“Hey, Ella,” Gaby smiled, expecting Ella to do the same. She noticed a few others from the popular group at school that she belonged to.
Instead, the group pointed and whispered. Confused, Gaby waved again. Then they giggled and pointed some more.
Gaby rolled her eyes at the little group on the lawn and scampered towards them.
When she approached them, they didn’t even budge. Gaby tried to start a conversation, but no one even tried to continue.
This is so weird! Gaby pondered. What’s up with them?
“Hey,” Gaby snapped. “What’s up with you all?”
“We don’t want to be with you,” Grant, a boy in the group, sneered. “Religious freak!”
Gaby felt Ella’s eyes on her. Ella was the only person other than her church friends that knew that she was Seventh Day Adventist. “That’s silly, and you know it!”
“Well,” Amarisia, another girl, added. “We heard you are in a cult!”
“Oh,” Gaby snapped at Amarisia. “What cult? I’m pretty sure you’re in one, talking to me like that!”
The moment the words slipped out, Gaby wanted to swallow them. That wasn’t true, and she knew it. Ashamed, she kept quiet.
Suddenly everyone’s eyes fell one her.
“You know,” Ella said. “I’ve only been friends with you this far because I could get something out of it, but since I can’t anymore, we’ve decided that you’re not one of us anymore.”
Gaby ripped out and ran into her home. It wasn’t fair! It wasn’t true!
She lunged herself into her bed. Suddenly, something hard hit her head. She groped around to see what it was. It was a little trinket she received when she was five. It was a pin-back button with Jesus and a bunch of little kids hugging him, and it said, “Jesus is my best friend!”
She remembered how she had worn it everywhere for a year, announcing, “Jesus is my best friend!” to everyone.
Gaby sobbed harder. It wasn’t true! If Jesus was her “best friend”, He wouldn’t have let those morons ditch her. But he did. And now everything was worse.
The door cracked open, and Mom came in.
“Gaby-bug, anything you want to talk about?” Mom wiped a soggy wisp off Gaby’s face.
“My friends, they ditched me,” Gaby sniffled. “They’ve been using me!”

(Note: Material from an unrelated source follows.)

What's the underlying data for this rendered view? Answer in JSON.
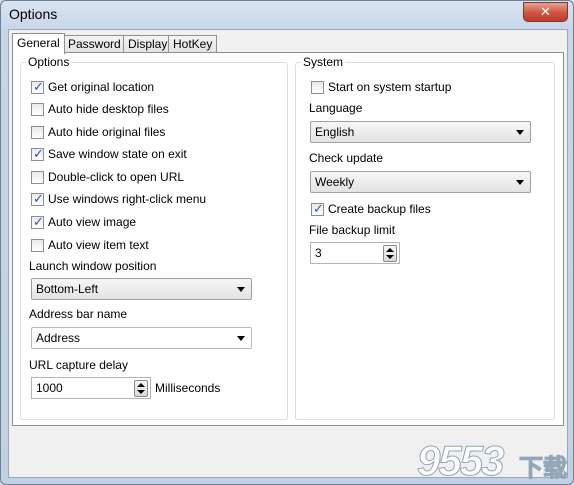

“Something like that once happened to me. It was awful!”
“Well, When I was your age, I had a group of friends I thought they liked me. Well, I was always the smartest one in class, and I could solve the hardest math problems in a minute!
“So one day, a girl, her name was Amelia, well, she walked up to me and said, ‘So Carly, well, do you want to sit with me for lunch?’
“Who can refuse an invitation to the popular table? So I agreed, and after that, I regularly sat at their table.
“But another girl, Gracie Himes, told me, ‘Don’t fall for it, Carly! They’re using you!’
“But instead of listening, I just laughed at her. It wasn’t possible that they were faking a friendship!
“But one day, the final test was coming up, and Amelia and her buddies hadn’t studied. So Amelia asked me, ‘Say, Carly, can you give us the answers to the test? We kind of forgot to study.’
“I knew I shouldn’t take the offer, so I refused. Cheating was lying, and lying made me feel dirty.
“Amelia was hopping mad! She faced me and said, ‘Then we’re not your friends anymore. Scram!’
“Well something like that. After that, Gracie and I were best friends, and we still are. I should have listened to her in the first place.”
Gaby nodded, remembering what her church friends, no, Charlene, of all people, had told her. “They’re using you!” she had warned.
But it still didn’t help. Gaby was friendless. They had all been fakers. Frauds and fakers.